■ **Available data**:
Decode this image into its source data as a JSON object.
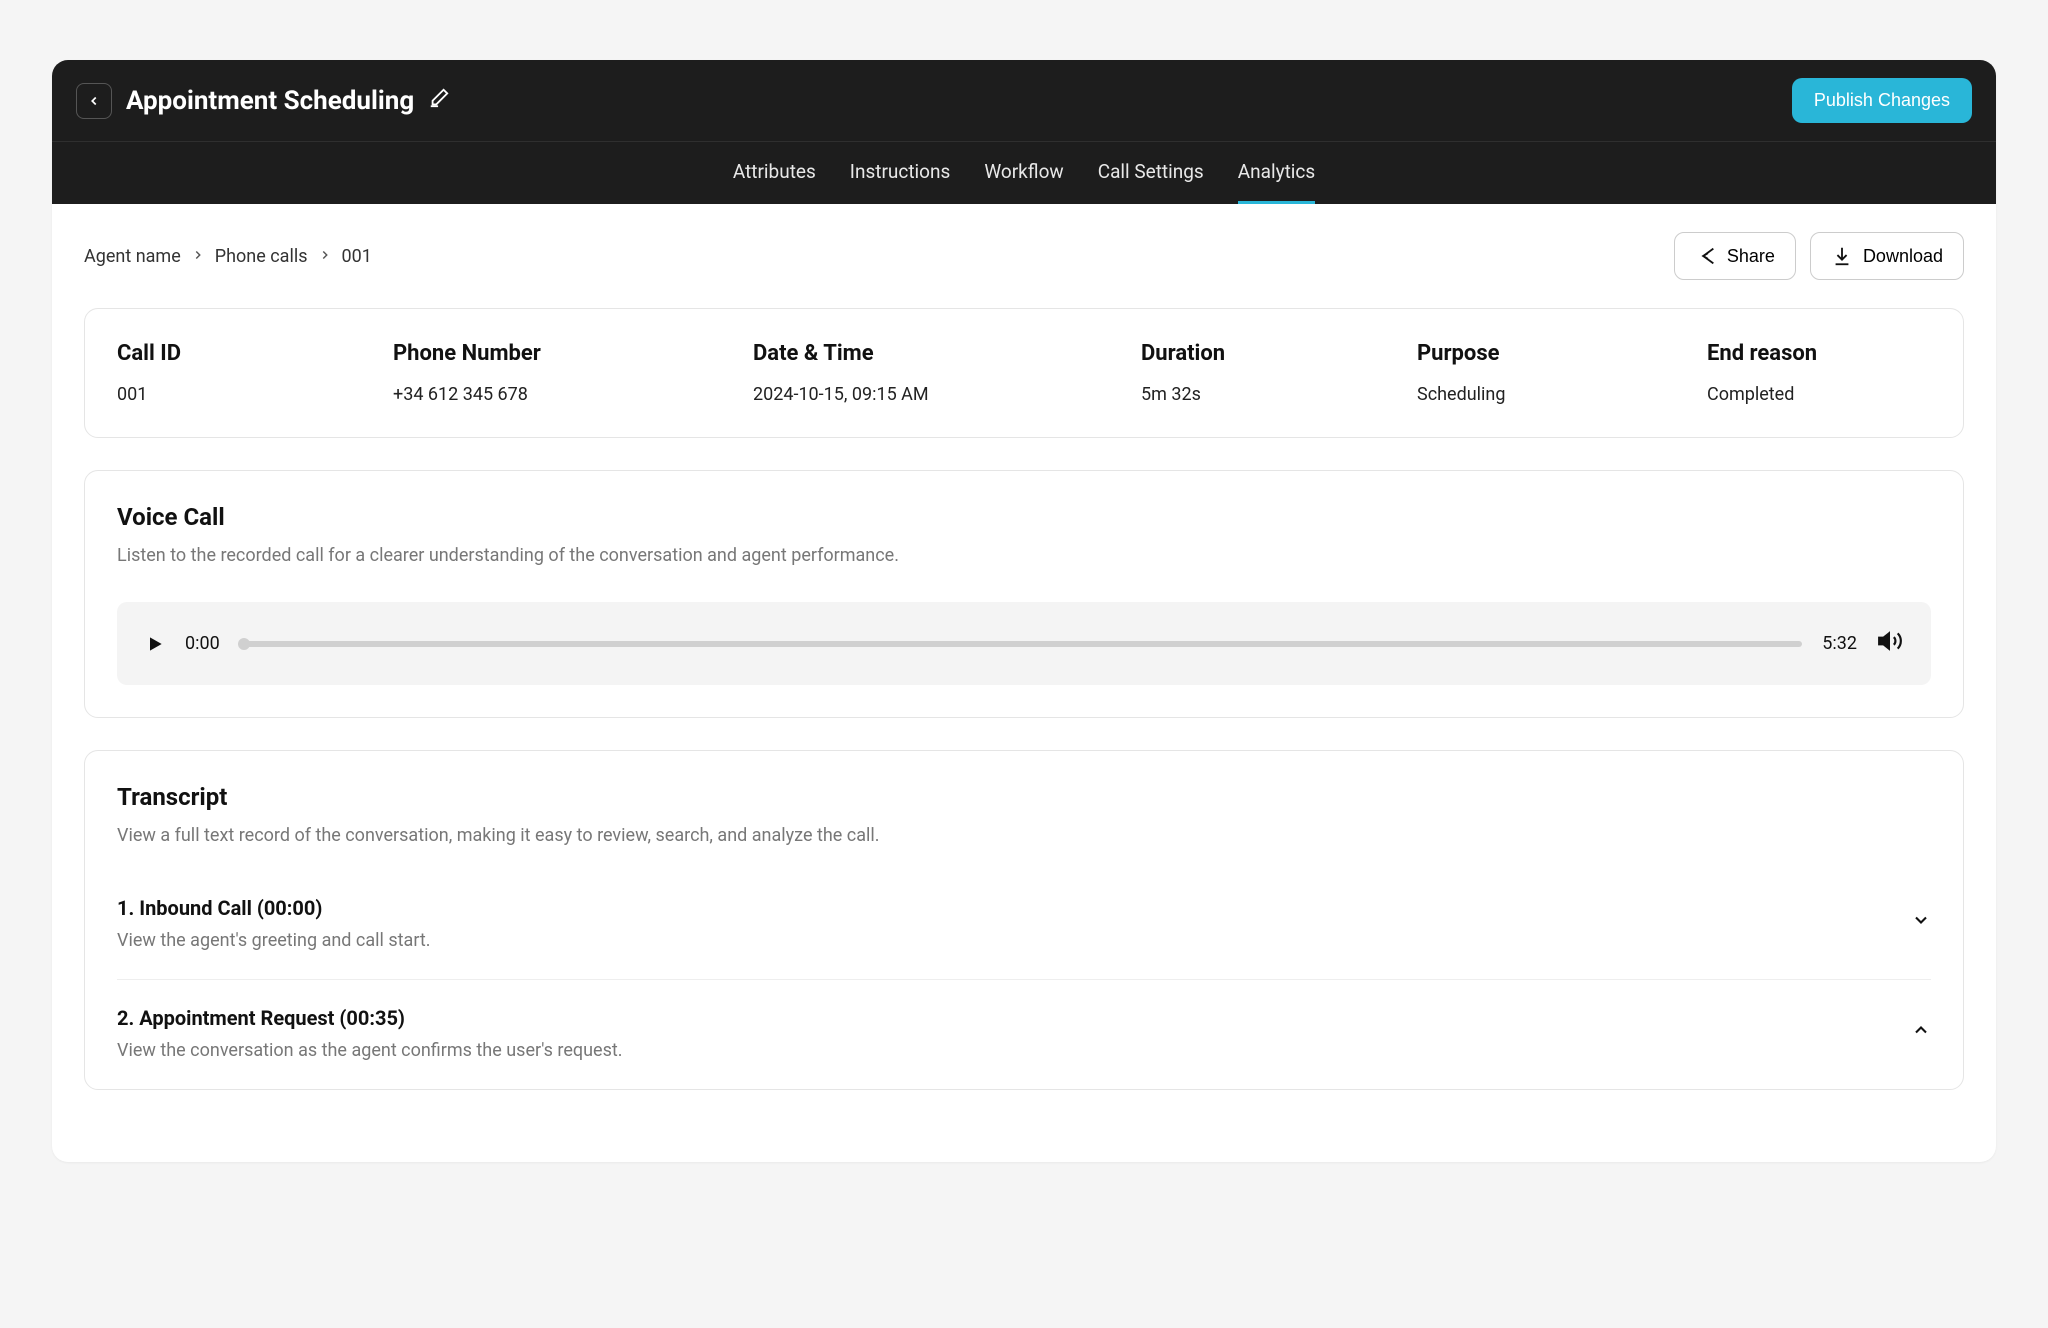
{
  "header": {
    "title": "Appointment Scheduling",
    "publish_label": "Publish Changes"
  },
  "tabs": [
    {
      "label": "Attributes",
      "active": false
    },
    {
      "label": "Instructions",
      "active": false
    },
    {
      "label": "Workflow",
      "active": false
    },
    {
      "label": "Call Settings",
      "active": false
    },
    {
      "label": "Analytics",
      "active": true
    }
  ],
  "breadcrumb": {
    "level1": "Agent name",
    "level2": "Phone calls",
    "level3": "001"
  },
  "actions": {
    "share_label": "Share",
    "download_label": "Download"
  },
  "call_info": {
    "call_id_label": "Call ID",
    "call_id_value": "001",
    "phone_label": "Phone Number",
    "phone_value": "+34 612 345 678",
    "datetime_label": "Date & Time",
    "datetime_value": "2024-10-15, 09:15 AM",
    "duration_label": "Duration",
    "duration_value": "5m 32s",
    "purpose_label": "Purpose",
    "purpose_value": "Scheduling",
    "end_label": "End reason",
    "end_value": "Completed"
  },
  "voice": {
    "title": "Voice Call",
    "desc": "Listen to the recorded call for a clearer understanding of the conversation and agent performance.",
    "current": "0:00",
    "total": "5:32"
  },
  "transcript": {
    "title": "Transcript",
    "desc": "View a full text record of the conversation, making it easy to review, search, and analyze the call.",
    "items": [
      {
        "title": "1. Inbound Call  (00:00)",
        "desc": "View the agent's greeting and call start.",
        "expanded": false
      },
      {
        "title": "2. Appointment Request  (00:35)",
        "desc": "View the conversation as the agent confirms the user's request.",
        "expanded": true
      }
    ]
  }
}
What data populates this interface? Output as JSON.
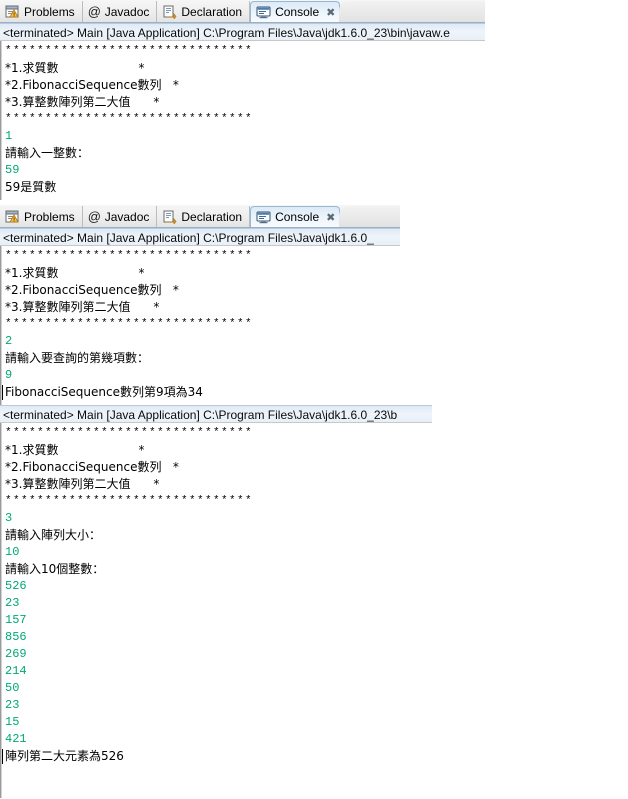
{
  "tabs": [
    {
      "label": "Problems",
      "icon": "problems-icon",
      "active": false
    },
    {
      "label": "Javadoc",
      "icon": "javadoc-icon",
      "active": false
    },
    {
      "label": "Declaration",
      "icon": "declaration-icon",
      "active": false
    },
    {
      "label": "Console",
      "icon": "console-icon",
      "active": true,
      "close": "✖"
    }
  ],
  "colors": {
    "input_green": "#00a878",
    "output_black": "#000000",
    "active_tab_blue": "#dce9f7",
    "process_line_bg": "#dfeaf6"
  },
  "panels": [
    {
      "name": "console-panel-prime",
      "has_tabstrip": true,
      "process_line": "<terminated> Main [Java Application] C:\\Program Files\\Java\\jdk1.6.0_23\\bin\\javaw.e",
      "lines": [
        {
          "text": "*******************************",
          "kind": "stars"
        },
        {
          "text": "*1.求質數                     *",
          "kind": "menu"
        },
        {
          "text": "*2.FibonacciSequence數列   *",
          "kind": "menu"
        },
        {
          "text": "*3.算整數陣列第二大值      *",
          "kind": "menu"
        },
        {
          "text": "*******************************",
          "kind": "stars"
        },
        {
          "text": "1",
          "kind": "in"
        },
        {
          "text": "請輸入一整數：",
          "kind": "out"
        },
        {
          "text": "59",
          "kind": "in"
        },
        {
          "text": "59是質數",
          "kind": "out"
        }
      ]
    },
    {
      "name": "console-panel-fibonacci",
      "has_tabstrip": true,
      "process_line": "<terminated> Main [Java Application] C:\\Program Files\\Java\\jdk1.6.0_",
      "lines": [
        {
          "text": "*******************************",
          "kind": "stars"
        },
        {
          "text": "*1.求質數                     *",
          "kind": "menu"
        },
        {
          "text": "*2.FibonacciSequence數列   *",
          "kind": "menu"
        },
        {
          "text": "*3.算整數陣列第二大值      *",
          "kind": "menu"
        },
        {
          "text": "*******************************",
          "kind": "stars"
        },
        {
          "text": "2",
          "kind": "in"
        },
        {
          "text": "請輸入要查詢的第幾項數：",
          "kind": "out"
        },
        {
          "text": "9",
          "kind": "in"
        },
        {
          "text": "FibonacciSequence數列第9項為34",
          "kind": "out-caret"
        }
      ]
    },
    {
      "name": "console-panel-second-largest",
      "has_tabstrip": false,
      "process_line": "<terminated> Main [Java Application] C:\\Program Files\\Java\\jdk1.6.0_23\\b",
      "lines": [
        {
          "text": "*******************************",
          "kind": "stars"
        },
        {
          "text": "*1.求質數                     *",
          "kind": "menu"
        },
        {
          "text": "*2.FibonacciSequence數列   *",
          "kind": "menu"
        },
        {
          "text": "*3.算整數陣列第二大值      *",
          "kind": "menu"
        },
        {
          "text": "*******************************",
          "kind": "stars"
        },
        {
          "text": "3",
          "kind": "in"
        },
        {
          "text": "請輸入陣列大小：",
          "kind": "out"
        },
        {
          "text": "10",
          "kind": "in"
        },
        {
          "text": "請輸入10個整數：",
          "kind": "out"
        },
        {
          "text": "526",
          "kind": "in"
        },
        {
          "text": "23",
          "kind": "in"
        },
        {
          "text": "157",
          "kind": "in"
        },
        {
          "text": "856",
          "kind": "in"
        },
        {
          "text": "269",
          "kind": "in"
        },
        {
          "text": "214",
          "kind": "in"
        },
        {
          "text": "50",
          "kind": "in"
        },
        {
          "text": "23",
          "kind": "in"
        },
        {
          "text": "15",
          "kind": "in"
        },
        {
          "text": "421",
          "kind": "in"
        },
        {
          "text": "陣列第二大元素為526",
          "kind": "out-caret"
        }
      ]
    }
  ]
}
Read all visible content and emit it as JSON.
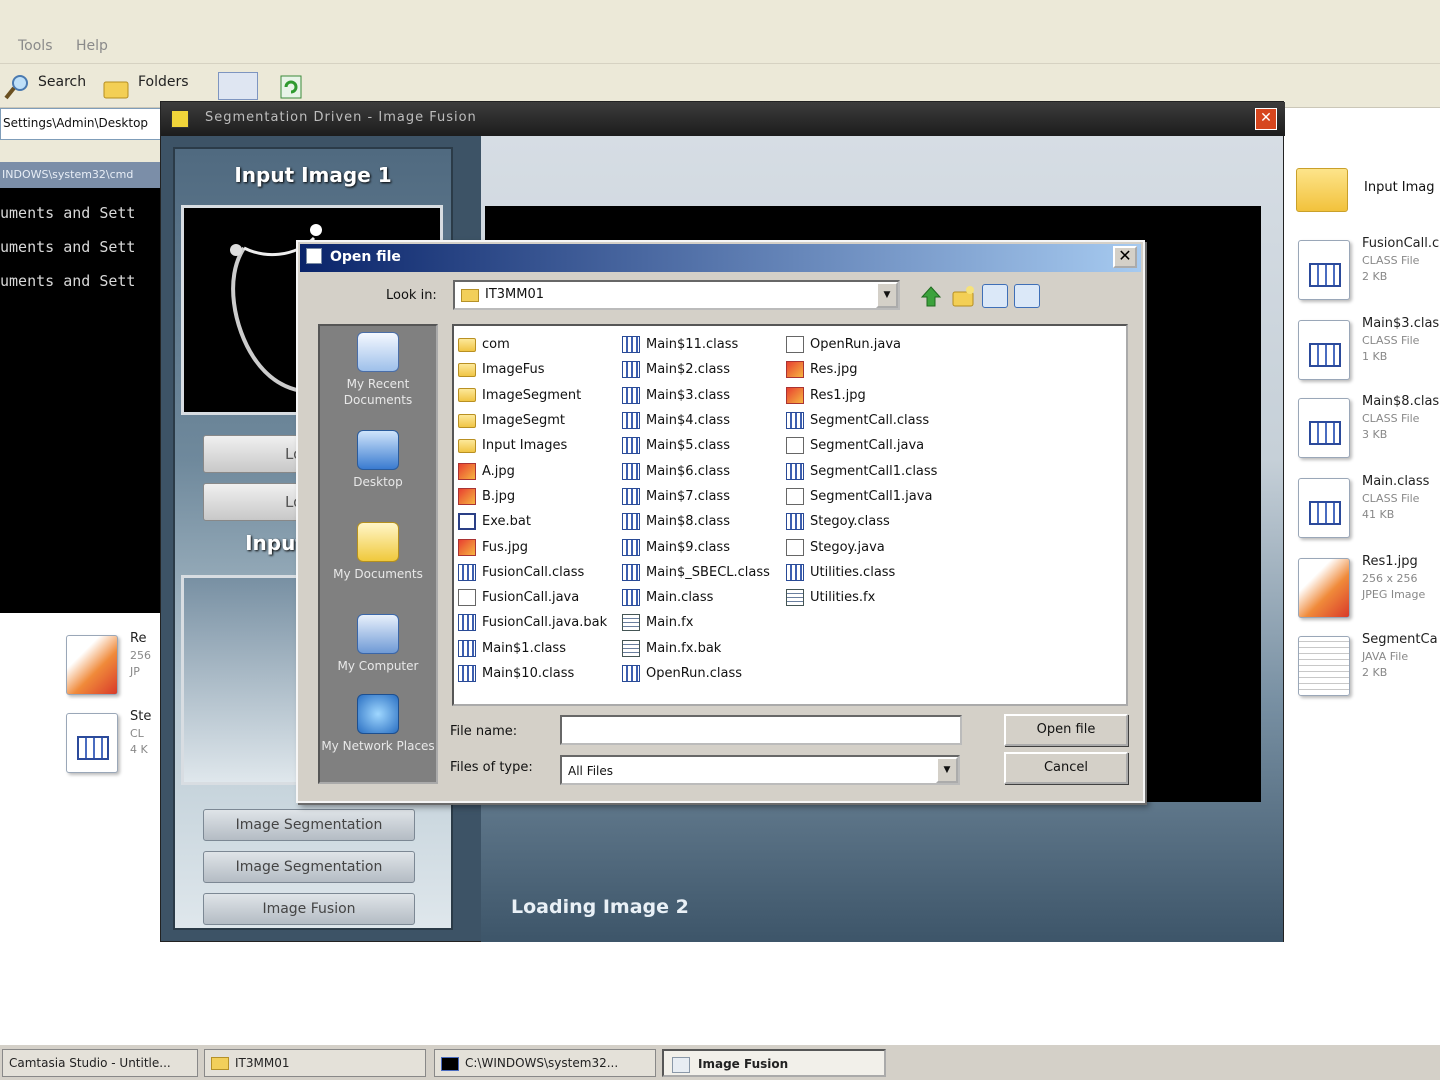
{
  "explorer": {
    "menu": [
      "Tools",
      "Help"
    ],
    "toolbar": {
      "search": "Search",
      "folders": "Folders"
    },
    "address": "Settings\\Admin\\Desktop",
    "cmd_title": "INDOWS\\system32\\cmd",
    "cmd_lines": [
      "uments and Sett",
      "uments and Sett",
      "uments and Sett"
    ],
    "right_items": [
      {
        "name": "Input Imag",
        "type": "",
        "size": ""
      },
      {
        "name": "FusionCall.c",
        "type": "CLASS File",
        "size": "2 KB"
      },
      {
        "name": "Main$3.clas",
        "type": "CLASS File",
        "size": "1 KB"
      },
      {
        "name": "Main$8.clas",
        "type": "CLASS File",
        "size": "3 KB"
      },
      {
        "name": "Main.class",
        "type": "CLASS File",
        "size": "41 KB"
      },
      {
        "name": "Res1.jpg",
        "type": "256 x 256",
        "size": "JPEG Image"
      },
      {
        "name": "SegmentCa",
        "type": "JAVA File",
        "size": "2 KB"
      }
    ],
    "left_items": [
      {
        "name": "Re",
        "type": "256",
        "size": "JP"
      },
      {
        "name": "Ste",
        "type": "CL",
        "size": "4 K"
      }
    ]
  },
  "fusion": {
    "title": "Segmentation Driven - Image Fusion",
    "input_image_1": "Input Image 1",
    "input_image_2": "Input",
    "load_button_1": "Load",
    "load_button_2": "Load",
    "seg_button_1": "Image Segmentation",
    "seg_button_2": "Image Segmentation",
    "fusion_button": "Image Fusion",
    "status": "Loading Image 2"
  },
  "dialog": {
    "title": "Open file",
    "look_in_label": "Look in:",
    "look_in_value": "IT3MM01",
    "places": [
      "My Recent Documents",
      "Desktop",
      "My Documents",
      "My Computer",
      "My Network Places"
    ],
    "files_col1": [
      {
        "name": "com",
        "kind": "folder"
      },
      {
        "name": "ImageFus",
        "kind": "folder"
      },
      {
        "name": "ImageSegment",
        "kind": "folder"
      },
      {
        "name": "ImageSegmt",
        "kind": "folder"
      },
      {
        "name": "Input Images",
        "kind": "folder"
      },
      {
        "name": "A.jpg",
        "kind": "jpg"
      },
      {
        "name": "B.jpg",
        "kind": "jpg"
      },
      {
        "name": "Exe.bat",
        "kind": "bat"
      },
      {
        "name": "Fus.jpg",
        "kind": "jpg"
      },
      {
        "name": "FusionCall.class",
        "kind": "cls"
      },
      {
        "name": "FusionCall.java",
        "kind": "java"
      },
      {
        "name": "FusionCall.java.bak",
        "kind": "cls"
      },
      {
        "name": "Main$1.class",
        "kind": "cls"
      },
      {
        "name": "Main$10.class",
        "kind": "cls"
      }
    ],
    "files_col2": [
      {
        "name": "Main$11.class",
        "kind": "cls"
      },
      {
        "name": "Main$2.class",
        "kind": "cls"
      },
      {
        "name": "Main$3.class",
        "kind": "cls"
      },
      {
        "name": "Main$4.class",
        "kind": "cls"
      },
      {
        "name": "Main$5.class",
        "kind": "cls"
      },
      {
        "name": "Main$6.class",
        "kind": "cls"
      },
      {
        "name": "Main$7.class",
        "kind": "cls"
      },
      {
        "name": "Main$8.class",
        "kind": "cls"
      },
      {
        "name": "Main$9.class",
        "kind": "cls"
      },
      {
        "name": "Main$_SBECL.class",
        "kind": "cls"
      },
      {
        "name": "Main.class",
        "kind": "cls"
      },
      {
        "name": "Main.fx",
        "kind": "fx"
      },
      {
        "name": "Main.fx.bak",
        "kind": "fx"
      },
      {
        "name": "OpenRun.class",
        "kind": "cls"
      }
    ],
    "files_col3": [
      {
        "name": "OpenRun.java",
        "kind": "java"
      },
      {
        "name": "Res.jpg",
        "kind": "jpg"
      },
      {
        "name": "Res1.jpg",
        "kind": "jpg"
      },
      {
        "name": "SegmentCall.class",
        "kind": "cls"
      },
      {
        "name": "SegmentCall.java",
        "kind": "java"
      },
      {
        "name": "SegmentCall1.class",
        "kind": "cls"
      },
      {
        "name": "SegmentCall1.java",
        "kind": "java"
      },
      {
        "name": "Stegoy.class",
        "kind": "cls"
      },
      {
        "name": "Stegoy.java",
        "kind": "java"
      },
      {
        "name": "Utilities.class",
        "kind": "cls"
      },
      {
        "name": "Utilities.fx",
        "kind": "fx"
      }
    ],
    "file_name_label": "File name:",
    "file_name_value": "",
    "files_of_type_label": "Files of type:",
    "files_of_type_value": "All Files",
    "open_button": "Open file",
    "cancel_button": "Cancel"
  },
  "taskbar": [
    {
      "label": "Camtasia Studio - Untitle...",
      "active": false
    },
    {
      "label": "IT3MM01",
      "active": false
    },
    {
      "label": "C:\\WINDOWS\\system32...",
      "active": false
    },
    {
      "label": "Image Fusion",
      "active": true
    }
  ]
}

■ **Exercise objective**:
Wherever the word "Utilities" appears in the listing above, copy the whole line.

■ **Exercise result**:
        "name": "Utilities.class",
        "name": "Utilities.fx",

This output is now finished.